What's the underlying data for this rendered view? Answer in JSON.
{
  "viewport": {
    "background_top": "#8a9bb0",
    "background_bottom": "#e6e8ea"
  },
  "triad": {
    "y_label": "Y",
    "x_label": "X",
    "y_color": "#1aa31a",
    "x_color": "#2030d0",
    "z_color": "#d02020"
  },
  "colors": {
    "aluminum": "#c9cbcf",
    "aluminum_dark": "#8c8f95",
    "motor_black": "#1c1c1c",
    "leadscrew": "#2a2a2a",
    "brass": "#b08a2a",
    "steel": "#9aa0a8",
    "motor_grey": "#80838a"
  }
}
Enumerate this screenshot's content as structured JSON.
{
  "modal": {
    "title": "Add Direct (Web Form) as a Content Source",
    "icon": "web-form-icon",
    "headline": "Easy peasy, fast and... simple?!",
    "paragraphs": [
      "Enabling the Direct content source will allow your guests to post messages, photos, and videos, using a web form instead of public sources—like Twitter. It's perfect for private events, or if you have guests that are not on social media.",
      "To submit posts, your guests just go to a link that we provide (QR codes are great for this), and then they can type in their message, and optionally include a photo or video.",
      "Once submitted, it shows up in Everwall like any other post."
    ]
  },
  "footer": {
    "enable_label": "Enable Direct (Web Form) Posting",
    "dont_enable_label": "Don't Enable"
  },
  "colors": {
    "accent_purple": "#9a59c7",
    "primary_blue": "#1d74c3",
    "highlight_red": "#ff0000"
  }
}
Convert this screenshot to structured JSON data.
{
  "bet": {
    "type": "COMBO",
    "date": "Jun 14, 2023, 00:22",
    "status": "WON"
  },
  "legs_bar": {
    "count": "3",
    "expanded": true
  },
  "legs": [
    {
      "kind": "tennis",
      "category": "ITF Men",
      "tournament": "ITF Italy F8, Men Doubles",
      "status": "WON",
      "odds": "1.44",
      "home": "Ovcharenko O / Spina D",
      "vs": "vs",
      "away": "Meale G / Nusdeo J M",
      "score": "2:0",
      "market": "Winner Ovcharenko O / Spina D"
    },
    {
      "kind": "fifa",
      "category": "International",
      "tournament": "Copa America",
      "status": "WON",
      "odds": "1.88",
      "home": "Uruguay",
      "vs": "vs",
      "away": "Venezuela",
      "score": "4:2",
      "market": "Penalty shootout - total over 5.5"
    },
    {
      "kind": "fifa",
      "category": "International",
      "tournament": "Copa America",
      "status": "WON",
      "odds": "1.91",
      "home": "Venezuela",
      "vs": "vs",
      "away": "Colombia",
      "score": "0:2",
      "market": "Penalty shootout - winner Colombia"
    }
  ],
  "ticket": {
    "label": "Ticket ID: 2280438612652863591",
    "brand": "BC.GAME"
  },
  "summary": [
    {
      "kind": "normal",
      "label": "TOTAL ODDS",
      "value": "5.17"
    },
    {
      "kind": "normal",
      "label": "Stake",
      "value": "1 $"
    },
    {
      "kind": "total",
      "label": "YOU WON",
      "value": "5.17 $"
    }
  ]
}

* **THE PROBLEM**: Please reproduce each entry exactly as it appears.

* **WRITTEN RESPONSE**:
What's the underlying data for this rendered view? Answer in JSON.
{
  "viewport": {
    "background_top": "#8a9bb0",
    "background_bottom": "#e6e8ea"
  },
  "triad": {
    "y_label": "Y",
    "x_label": "X",
    "y_color": "#1aa31a",
    "x_color": "#2030d0",
    "z_color": "#d02020"
  },
  "colors": {
    "aluminum": "#c9cbcf",
    "aluminum_dark": "#8c8f95",
    "motor_black": "#1c1c1c",
    "leadscrew": "#2a2a2a",
    "brass": "#b08a2a",
    "steel": "#9aa0a8",
    "motor_grey": "#80838a"
  }
}
Enumerate this screenshot's content as structured JSON.
{
  "modal": {
    "title": "Add Direct (Web Form) as a Content Source",
    "icon": "web-form-icon",
    "headline": "Easy peasy, fast and... simple?!",
    "paragraphs": [
      "Enabling the Direct content source will allow your guests to post messages, photos, and videos, using a web form instead of public sources—like Twitter. It's perfect for private events, or if you have guests that are not on social media.",
      "To submit posts, your guests just go to a link that we provide (QR codes are great for this), and then they can type in their message, and optionally include a photo or video.",
      "Once submitted, it shows up in Everwall like any other post."
    ]
  },
  "footer": {
    "enable_label": "Enable Direct (Web Form) Posting",
    "dont_enable_label": "Don't Enable"
  },
  "colors": {
    "accent_purple": "#9a59c7",
    "primary_blue": "#1d74c3",
    "highlight_red": "#ff0000"
  }
}
Convert this screenshot to structured JSON data.
{
  "bet": {
    "type": "COMBO",
    "date": "Jun 14, 2023, 00:22",
    "status": "WON"
  },
  "legs_bar": {
    "count": "3",
    "expanded": true
  },
  "legs": [
    {
      "kind": "tennis",
      "category": "ITF Men",
      "tournament": "ITF Italy F8, Men Doubles",
      "status": "WON",
      "odds": "1.44",
      "home": "Ovcharenko O / Spina D",
      "vs": "vs",
      "away": "Meale G / Nusdeo J M",
      "score": "2:0",
      "market": "Winner Ovcharenko O / Spina D"
    },
    {
      "kind": "fifa",
      "category": "International",
      "tournament": "Copa America",
      "status": "WON",
      "odds": "1.88",
      "home": "Uruguay",
      "vs": "vs",
      "away": "Venezuela",
      "score": "4:2",
      "market": "Penalty shootout - total over 5.5"
    },
    {
      "kind": "fifa",
      "category": "International",
      "tournament": "Copa America",
      "status": "WON",
      "odds": "1.91",
      "home": "Venezuela",
      "vs": "vs",
      "away": "Colombia",
      "score": "0:2",
      "market": "Penalty shootout - winner Colombia"
    }
  ],
  "ticket": {
    "label": "Ticket ID: 2280438612652863591",
    "brand": "BC.GAME"
  },
  "summary": [
    {
      "kind": "normal",
      "label": "TOTAL ODDS",
      "value": "5.17"
    },
    {
      "kind": "normal",
      "label": "Stake",
      "value": "1 $"
    },
    {
      "kind": "total",
      "label": "YOU WON",
      "value": "5.17 $"
    }
  ]
}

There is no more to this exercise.